Review by Gordon Justesen
Stars: Donald Sutherland, Mary Tyler Moore, Judd Hirsch, Timothy Hutton
Director: Robert Redford
Audio: English Mono, French Mono
Video: Anamorphic Widescreen 1.85:1
Length: 124 Minutes
Release Date: August 14, 2001
"A little advice about feeling, kid-o. Donít expect it to always tickle."
Ordinary People was Robert Redfordís first outing as a director, and it remains his true masterpiece, even though heís made some fantastic films since then. In the twenty one years since its release, there has never been a more real and emotionally involving story concerning family problems. The family in this film is one going through a hidden tragic turn, though it is mostly disguised in the appearance of their happy suburban living lifestyle. The tragic turn is the loss of the familyís eldest son, and the three remaining family members have to face the music in terms of how they each feel about one another.
Following the death of his older brother, Buck, in a boat accident, emotionally torn Conrad, played magnificently by Timothy Hutton in a triumphant Oscar winning performance, is loaded with guilt and depression. He lives in continuous fear, and is under the assumption that he is not loved and appreciated by his mother (Mary Tyler Moore). His father (Donald Sutherland) on the other hand, is caring and loving of Conrad, but he is clearly trying to secretly and slowly push the past away from him and concentrate on events in the present.
Conrad, having just spent four months in a mental hospital following a suicide attempt, is still having trouble adjusting to life following his brotherís death. He then starts to see a psychiatrist (Judd Hirsch) twice a week after school. He blames himself for Buckís death. Heís also somewhat of an outcast at school because of both his suicide attempt and his following hospitalization. He does have a number of friends, including Karen (Dinah Manoff), a girl he met at the hospital, as well as Jeannine (Elizabeth McGovern), who attends a choir class with him. A potential girlfriend would be nice for Conrad, but at this point, thereís too much drama at home.
The film won four prestigious Oscars in 1980, including Best Picture, Best Director, Best Supporting Actor, and Best Adapted Screenplay, all of which were enormously deserving. The emotions conveyed in Ordinary People is unquestionably real and authentic. The performances from Sutherland, Moore, and most notably Hutton are deeply and wonderfully moving. And the use of Johann Pachelbelís "Canon in D" blends in beautifully with the filmís dramatic core.

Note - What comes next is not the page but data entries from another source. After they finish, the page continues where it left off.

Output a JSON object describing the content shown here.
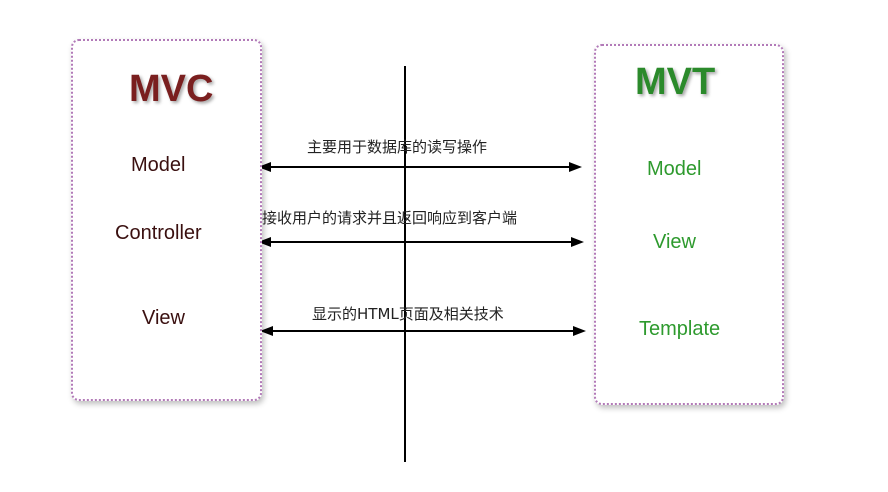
{
  "colors": {
    "mvc_title": "#7a1f1f",
    "mvt_title": "#2b8a2b",
    "mvc_items": "#3a1010",
    "mvt_items": "#2e9a2e",
    "box_border": "#b27ab8",
    "lines": "#000000"
  },
  "mvc": {
    "title": "MVC",
    "items": [
      "Model",
      "Controller",
      "View"
    ]
  },
  "mvt": {
    "title": "MVT",
    "items": [
      "Model",
      "View",
      "Template"
    ]
  },
  "mappings": [
    {
      "description": "主要用于数据库的读写操作"
    },
    {
      "description": "接收用户的请求并且返回响应到客户端"
    },
    {
      "description": "显示的HTML页面及相关技术"
    }
  ]
}
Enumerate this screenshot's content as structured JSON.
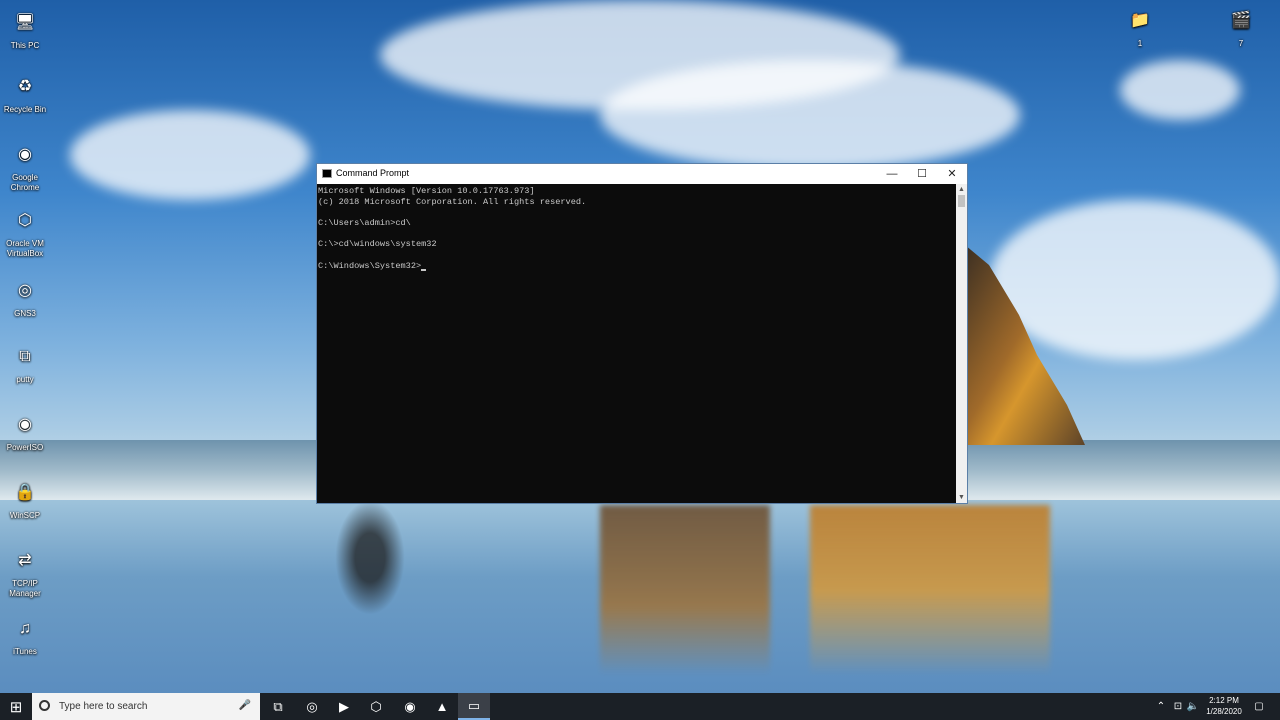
{
  "desktop": {
    "icons_left": [
      {
        "name": "this-pc",
        "label": "This PC",
        "glyph": "🖥",
        "bg": "transparent"
      },
      {
        "name": "recycle-bin",
        "label": "Recycle Bin",
        "glyph": "♻",
        "bg": "transparent"
      },
      {
        "name": "google-chrome",
        "label": "Google Chrome",
        "glyph": "◉",
        "bg": "transparent"
      },
      {
        "name": "oracle-vm-virtualbox",
        "label": "Oracle VM VirtualBox",
        "glyph": "⬡",
        "bg": "transparent"
      },
      {
        "name": "gns3",
        "label": "GNS3",
        "glyph": "◎",
        "bg": "transparent"
      },
      {
        "name": "putty",
        "label": "putty",
        "glyph": "⧉",
        "bg": "transparent"
      },
      {
        "name": "poweriso",
        "label": "PowerISO",
        "glyph": "◉",
        "bg": "transparent"
      },
      {
        "name": "winscp",
        "label": "WinSCP",
        "glyph": "🔒",
        "bg": "transparent"
      },
      {
        "name": "tcpip-manager",
        "label": "TCP/IP Manager",
        "glyph": "⇄",
        "bg": "transparent"
      },
      {
        "name": "itunes",
        "label": "iTunes",
        "glyph": "♫",
        "bg": "transparent"
      }
    ],
    "icons_right": [
      {
        "name": "folder-1",
        "label": "1",
        "glyph": "📁"
      },
      {
        "name": "video-7",
        "label": "7",
        "glyph": "🎬"
      }
    ]
  },
  "cmd_window": {
    "title": "Command Prompt",
    "minimize": "—",
    "maximize": "☐",
    "close": "✕",
    "lines": [
      "Microsoft Windows [Version 10.0.17763.973]",
      "(c) 2018 Microsoft Corporation. All rights reserved.",
      "",
      "C:\\Users\\admin>cd\\",
      "",
      "C:\\>cd\\windows\\system32",
      "",
      "C:\\Windows\\System32>"
    ],
    "scroll_up": "▲",
    "scroll_down": "▼"
  },
  "taskbar": {
    "start_glyph": "⊞",
    "search_placeholder": "Type here to search",
    "mic_glyph": "🎤",
    "apps": [
      {
        "name": "task-view",
        "glyph": "⧉"
      },
      {
        "name": "app-gns3",
        "glyph": "◎"
      },
      {
        "name": "app-powershell",
        "glyph": "▶"
      },
      {
        "name": "app-virtualbox",
        "glyph": "⬡"
      },
      {
        "name": "app-chrome",
        "glyph": "◉"
      },
      {
        "name": "app-vlc",
        "glyph": "▲"
      },
      {
        "name": "app-command-prompt",
        "glyph": "▭"
      }
    ],
    "tray": {
      "chevron": "⌃",
      "network": "⊡",
      "volume": "🔈",
      "time": "2:12 PM",
      "date": "1/28/2020",
      "notifications": "▢"
    }
  }
}
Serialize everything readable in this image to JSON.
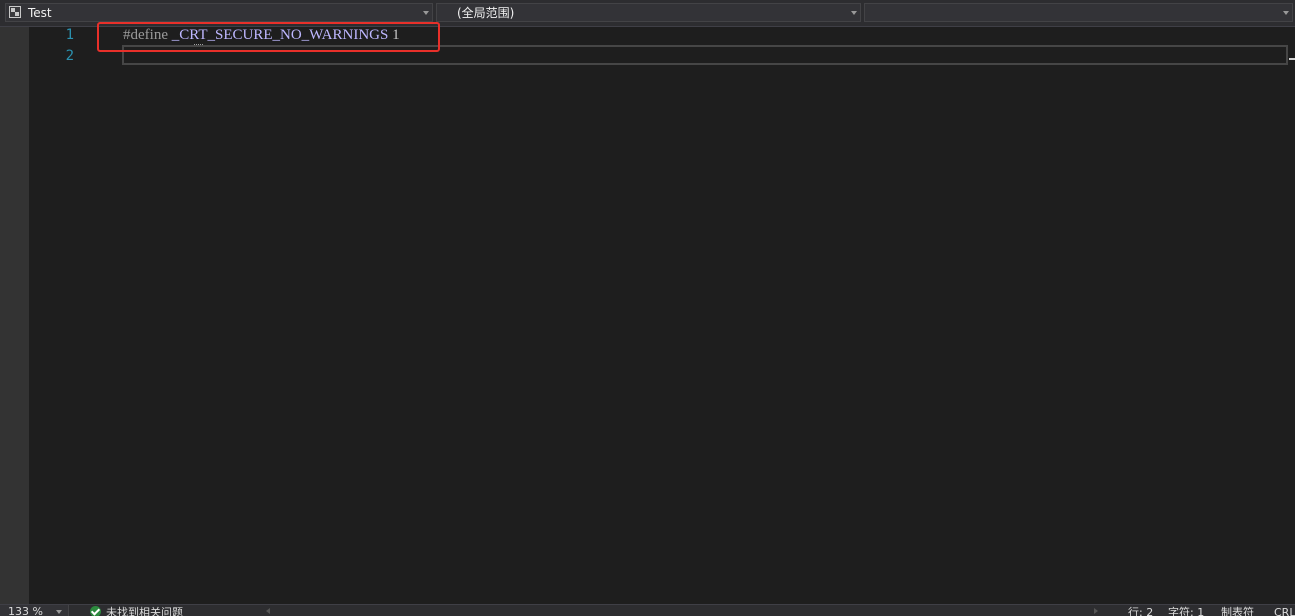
{
  "navbar": {
    "project": {
      "label": "Test",
      "icon": "project-icon"
    },
    "scope": {
      "label": "(全局范围)"
    },
    "member": {
      "label": ""
    }
  },
  "editor": {
    "lines": [
      {
        "number": "1",
        "tokens": {
          "directive": "#define",
          "space1": " ",
          "macro": "_CRT_SECURE_NO_WARNINGS",
          "space2": " ",
          "value": "1"
        }
      },
      {
        "number": "2",
        "text": ""
      }
    ],
    "colors": {
      "background": "#1e1e1e",
      "line_number": "#2b91af",
      "preprocessor": "#9b9b9b",
      "macro": "#beb7ff",
      "highlight": "#e8302a"
    }
  },
  "statusbar": {
    "zoom": "133 %",
    "issues": "未找到相关问题",
    "line": "行: 2",
    "char": "字符: 1",
    "tabs": "制表符",
    "eol": "CRL"
  }
}
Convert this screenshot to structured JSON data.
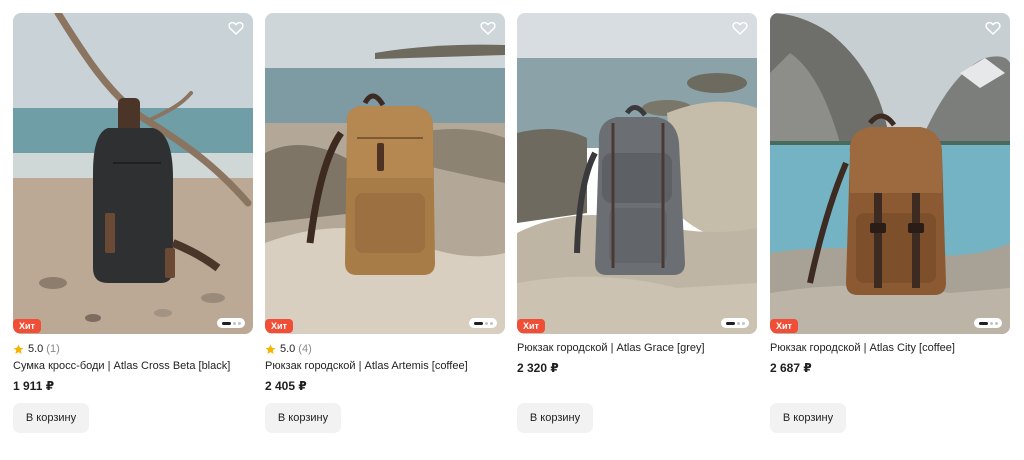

Masterfully directed and powerfully acted to the max, Ordinary People remains of the best dramatic movies ever made, as well as one of the most moving motion pictures of our time.
The transfer on Ordinary People is not of the top quality that I am so used to seeing from the folks at Paramount, but since the movie is twenty one years old, I really wasnít expecting a milestone look. I saw the movie not too long ago on a remastered videotape, and the transfer on that wasnít terrific either. It is anamorphic, at least, but the picture comes off soft looking for about 55% of the presentation.
The only audio track offered on this disc is presented in Mono, and I was kind of surprised by how good it sounded. Granted, it isnít a superior sounding disc, but given its age, itís better than I would expect. The music numbers, especially "Canon" come through rather nicely.
Only a trailer.
In the realm of dramatic movies, they donít get as emotionally involving as Ordinary People. Twenty one years after its release, it remains a dramatic filmmaking masterpiece.